TASK ITEM
Set down the entries below exactly, leaving out all images.
--- START ---
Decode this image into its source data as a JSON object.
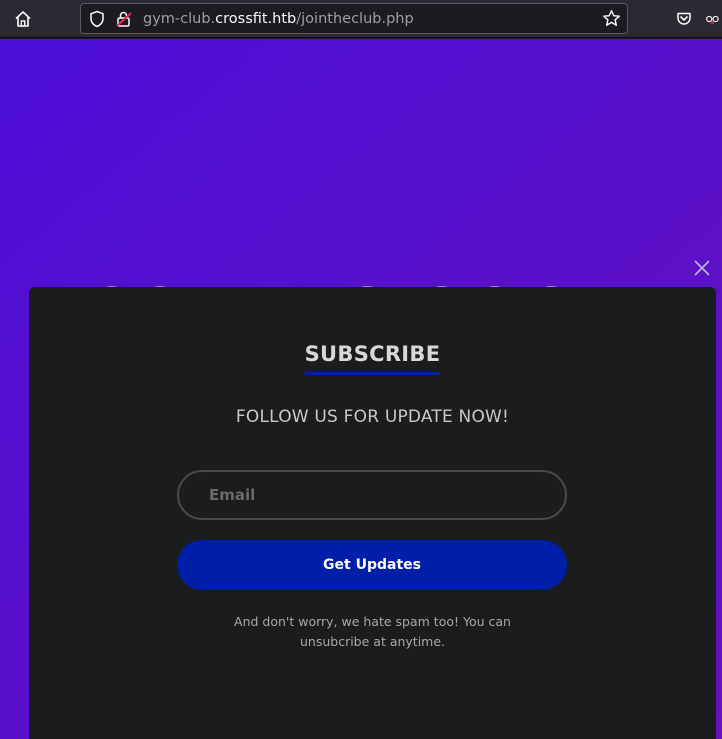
{
  "browser": {
    "url_prefix": "gym-club.",
    "url_host": "crossfit.htb",
    "url_path": "/jointheclub.php"
  },
  "page": {
    "hero_title": "COMING SOON"
  },
  "modal": {
    "heading": "SUBSCRIBE",
    "subheading": "FOLLOW US FOR UPDATE NOW!",
    "email_placeholder": "Email",
    "submit_label": "Get Updates",
    "note_line1": "And don't worry, we hate spam too! You can",
    "note_line2": "unsubcribe at anytime."
  },
  "icons": {
    "home": "home-icon",
    "shield": "tracking-shield-icon",
    "lock": "insecure-lock-icon",
    "star": "bookmark-star-icon",
    "pocket": "pocket-icon",
    "close": "close-icon"
  },
  "colors": {
    "page_gradient_start": "#4d0fd9",
    "page_gradient_end": "#6611c2",
    "modal_bg": "#1b1c1e",
    "accent_blue": "#001fa8"
  }
}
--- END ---
RESULT
Decode this image into its source data as a JSON object.
{
  "browser": {
    "url_prefix": "gym-club.",
    "url_host": "crossfit.htb",
    "url_path": "/jointheclub.php"
  },
  "page": {
    "hero_title": "COMING SOON"
  },
  "modal": {
    "heading": "SUBSCRIBE",
    "subheading": "FOLLOW US FOR UPDATE NOW!",
    "email_placeholder": "Email",
    "submit_label": "Get Updates",
    "note_line1": "And don't worry, we hate spam too! You can",
    "note_line2": "unsubcribe at anytime."
  },
  "icons": {
    "home": "home-icon",
    "shield": "tracking-shield-icon",
    "lock": "insecure-lock-icon",
    "star": "bookmark-star-icon",
    "pocket": "pocket-icon",
    "close": "close-icon"
  },
  "colors": {
    "page_gradient_start": "#4d0fd9",
    "page_gradient_end": "#6611c2",
    "modal_bg": "#1b1c1e",
    "accent_blue": "#001fa8"
  }
}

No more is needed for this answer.